-- MATERIAL SHOWN follows --
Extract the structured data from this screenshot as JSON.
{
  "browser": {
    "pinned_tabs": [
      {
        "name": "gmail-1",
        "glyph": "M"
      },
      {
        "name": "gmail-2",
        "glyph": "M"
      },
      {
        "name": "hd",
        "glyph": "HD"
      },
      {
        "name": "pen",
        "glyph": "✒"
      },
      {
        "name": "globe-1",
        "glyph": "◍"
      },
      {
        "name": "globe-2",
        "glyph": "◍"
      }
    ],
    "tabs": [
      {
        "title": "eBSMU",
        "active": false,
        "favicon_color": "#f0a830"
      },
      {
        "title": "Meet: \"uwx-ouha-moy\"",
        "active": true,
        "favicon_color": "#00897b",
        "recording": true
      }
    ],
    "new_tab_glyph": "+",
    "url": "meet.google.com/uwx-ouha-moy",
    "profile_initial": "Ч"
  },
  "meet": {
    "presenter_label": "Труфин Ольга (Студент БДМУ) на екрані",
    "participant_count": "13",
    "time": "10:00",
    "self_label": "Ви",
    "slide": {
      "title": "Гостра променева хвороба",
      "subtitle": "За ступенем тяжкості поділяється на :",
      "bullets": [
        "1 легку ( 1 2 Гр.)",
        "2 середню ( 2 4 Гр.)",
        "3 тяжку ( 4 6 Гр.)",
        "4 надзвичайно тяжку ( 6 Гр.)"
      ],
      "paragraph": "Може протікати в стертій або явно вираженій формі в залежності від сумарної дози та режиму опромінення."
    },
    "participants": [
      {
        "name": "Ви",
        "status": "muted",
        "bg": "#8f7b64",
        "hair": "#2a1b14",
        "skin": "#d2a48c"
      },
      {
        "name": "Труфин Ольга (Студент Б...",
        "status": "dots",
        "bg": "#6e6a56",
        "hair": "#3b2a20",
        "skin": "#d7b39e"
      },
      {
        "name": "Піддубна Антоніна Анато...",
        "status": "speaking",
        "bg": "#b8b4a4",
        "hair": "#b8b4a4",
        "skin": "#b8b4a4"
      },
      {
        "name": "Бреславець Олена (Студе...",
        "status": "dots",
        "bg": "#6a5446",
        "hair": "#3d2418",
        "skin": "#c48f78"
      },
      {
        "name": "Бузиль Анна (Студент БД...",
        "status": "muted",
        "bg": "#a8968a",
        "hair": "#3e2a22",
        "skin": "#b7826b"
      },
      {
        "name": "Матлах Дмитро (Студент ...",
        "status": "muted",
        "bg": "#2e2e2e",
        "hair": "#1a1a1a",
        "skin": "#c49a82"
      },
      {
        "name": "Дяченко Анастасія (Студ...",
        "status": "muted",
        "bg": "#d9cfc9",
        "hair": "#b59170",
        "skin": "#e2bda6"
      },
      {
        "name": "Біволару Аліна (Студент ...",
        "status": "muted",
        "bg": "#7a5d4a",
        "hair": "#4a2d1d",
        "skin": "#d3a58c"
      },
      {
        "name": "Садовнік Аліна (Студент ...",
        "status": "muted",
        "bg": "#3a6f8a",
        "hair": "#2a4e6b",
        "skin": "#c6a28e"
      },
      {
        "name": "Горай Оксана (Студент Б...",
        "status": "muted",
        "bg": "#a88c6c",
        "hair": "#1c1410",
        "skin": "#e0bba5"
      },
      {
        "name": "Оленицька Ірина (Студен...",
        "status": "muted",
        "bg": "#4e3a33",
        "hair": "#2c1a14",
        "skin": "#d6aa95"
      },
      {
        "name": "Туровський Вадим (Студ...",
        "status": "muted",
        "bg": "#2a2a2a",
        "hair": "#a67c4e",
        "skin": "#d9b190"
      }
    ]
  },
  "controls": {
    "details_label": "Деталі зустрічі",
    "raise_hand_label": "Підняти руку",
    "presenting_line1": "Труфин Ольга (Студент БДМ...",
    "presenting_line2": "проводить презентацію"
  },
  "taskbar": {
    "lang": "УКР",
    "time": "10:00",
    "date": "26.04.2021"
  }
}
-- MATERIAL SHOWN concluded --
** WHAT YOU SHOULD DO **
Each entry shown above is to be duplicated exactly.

** ANSWER FOR THE TASK **
Extract the structured data from this screenshot as JSON.
{
  "browser": {
    "pinned_tabs": [
      {
        "name": "gmail-1",
        "glyph": "M"
      },
      {
        "name": "gmail-2",
        "glyph": "M"
      },
      {
        "name": "hd",
        "glyph": "HD"
      },
      {
        "name": "pen",
        "glyph": "✒"
      },
      {
        "name": "globe-1",
        "glyph": "◍"
      },
      {
        "name": "globe-2",
        "glyph": "◍"
      }
    ],
    "tabs": [
      {
        "title": "eBSMU",
        "active": false,
        "favicon_color": "#f0a830"
      },
      {
        "title": "Meet: \"uwx-ouha-moy\"",
        "active": true,
        "favicon_color": "#00897b",
        "recording": true
      }
    ],
    "new_tab_glyph": "+",
    "url": "meet.google.com/uwx-ouha-moy",
    "profile_initial": "Ч"
  },
  "meet": {
    "presenter_label": "Труфин Ольга (Студент БДМУ) на екрані",
    "participant_count": "13",
    "time": "10:00",
    "self_label": "Ви",
    "slide": {
      "title": "Гостра променева хвороба",
      "subtitle": "За ступенем тяжкості поділяється на :",
      "bullets": [
        "1 легку ( 1 2 Гр.)",
        "2 середню ( 2 4 Гр.)",
        "3 тяжку ( 4 6 Гр.)",
        "4 надзвичайно тяжку ( 6 Гр.)"
      ],
      "paragraph": "Може протікати в стертій або явно вираженій формі в залежності від сумарної дози та режиму опромінення."
    },
    "participants": [
      {
        "name": "Ви",
        "status": "muted",
        "bg": "#8f7b64",
        "hair": "#2a1b14",
        "skin": "#d2a48c"
      },
      {
        "name": "Труфин Ольга (Студент Б...",
        "status": "dots",
        "bg": "#6e6a56",
        "hair": "#3b2a20",
        "skin": "#d7b39e"
      },
      {
        "name": "Піддубна Антоніна Анато...",
        "status": "speaking",
        "bg": "#b8b4a4",
        "hair": "#b8b4a4",
        "skin": "#b8b4a4"
      },
      {
        "name": "Бреславець Олена (Студе...",
        "status": "dots",
        "bg": "#6a5446",
        "hair": "#3d2418",
        "skin": "#c48f78"
      },
      {
        "name": "Бузиль Анна (Студент БД...",
        "status": "muted",
        "bg": "#a8968a",
        "hair": "#3e2a22",
        "skin": "#b7826b"
      },
      {
        "name": "Матлах Дмитро (Студент ...",
        "status": "muted",
        "bg": "#2e2e2e",
        "hair": "#1a1a1a",
        "skin": "#c49a82"
      },
      {
        "name": "Дяченко Анастасія (Студ...",
        "status": "muted",
        "bg": "#d9cfc9",
        "hair": "#b59170",
        "skin": "#e2bda6"
      },
      {
        "name": "Біволару Аліна (Студент ...",
        "status": "muted",
        "bg": "#7a5d4a",
        "hair": "#4a2d1d",
        "skin": "#d3a58c"
      },
      {
        "name": "Садовнік Аліна (Студент ...",
        "status": "muted",
        "bg": "#3a6f8a",
        "hair": "#2a4e6b",
        "skin": "#c6a28e"
      },
      {
        "name": "Горай Оксана (Студент Б...",
        "status": "muted",
        "bg": "#a88c6c",
        "hair": "#1c1410",
        "skin": "#e0bba5"
      },
      {
        "name": "Оленицька Ірина (Студен...",
        "status": "muted",
        "bg": "#4e3a33",
        "hair": "#2c1a14",
        "skin": "#d6aa95"
      },
      {
        "name": "Туровський Вадим (Студ...",
        "status": "muted",
        "bg": "#2a2a2a",
        "hair": "#a67c4e",
        "skin": "#d9b190"
      }
    ]
  },
  "controls": {
    "details_label": "Деталі зустрічі",
    "raise_hand_label": "Підняти руку",
    "presenting_line1": "Труфин Ольга (Студент БДМ...",
    "presenting_line2": "проводить презентацію"
  },
  "taskbar": {
    "lang": "УКР",
    "time": "10:00",
    "date": "26.04.2021"
  }
}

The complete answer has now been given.